## [Brief]
Return every line in the entries below where the word "screenshot" shows up.

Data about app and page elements
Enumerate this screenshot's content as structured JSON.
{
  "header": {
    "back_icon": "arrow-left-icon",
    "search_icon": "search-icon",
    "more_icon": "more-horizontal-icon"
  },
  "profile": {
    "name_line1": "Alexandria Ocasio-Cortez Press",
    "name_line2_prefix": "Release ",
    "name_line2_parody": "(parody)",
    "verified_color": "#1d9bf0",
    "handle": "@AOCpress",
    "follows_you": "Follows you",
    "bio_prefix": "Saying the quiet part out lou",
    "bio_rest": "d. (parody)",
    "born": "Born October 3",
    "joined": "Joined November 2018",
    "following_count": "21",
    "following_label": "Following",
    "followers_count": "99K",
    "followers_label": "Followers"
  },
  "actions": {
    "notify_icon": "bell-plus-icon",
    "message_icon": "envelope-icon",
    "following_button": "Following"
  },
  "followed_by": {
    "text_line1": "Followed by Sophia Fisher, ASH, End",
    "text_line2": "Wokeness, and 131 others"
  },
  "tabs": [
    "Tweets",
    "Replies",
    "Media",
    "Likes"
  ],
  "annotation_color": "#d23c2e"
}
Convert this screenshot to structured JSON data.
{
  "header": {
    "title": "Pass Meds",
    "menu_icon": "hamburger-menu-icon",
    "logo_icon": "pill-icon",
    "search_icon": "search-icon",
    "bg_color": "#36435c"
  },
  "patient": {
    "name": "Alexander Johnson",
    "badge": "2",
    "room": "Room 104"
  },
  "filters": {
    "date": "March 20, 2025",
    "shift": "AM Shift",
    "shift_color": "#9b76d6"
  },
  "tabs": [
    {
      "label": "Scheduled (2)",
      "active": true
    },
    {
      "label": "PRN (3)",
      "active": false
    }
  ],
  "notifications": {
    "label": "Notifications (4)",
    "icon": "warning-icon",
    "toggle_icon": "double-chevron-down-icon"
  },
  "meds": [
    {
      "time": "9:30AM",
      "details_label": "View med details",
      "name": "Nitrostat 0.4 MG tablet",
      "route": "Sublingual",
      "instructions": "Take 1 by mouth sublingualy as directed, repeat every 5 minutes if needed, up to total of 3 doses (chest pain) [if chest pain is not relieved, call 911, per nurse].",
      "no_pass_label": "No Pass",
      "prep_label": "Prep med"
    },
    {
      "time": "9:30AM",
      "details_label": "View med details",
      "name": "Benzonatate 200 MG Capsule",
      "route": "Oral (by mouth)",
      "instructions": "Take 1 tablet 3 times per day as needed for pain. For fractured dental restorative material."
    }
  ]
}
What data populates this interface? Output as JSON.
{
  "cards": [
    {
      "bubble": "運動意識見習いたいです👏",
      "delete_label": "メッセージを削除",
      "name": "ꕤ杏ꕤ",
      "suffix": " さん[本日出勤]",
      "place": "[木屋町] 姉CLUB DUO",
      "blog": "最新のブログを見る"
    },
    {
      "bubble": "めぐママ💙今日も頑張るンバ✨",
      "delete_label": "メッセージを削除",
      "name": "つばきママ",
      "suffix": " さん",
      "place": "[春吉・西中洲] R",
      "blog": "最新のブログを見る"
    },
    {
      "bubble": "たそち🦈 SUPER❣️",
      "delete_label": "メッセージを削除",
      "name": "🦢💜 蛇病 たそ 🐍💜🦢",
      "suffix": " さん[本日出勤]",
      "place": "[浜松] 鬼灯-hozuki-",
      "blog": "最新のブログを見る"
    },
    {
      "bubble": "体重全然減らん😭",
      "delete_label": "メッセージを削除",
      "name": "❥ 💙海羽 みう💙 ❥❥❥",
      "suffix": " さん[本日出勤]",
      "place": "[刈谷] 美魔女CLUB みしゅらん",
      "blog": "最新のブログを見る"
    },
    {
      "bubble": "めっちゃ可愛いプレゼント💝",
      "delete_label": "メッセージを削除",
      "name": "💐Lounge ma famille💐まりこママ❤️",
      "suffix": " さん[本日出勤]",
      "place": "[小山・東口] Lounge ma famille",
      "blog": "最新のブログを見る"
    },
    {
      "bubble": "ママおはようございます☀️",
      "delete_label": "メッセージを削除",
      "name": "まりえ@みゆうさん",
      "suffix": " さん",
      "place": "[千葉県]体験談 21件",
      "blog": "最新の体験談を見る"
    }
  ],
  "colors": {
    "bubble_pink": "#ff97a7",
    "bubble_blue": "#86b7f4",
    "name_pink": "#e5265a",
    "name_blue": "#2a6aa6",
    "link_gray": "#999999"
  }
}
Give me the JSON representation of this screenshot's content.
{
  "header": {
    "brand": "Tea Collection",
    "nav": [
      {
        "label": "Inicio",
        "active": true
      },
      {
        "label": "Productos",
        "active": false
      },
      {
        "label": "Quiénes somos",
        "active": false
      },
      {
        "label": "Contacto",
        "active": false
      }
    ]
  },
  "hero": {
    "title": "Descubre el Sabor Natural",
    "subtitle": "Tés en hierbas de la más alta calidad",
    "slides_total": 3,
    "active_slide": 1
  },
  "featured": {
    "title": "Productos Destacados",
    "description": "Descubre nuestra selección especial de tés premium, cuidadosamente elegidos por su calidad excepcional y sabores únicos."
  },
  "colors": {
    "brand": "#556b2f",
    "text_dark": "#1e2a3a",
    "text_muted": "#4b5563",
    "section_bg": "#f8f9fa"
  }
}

## [Exercise result]
Enumerate this screenshot's content as structured JSON.
Convert this screenshot to structured JSON data.
Give me the JSON representation of this screenshot's content.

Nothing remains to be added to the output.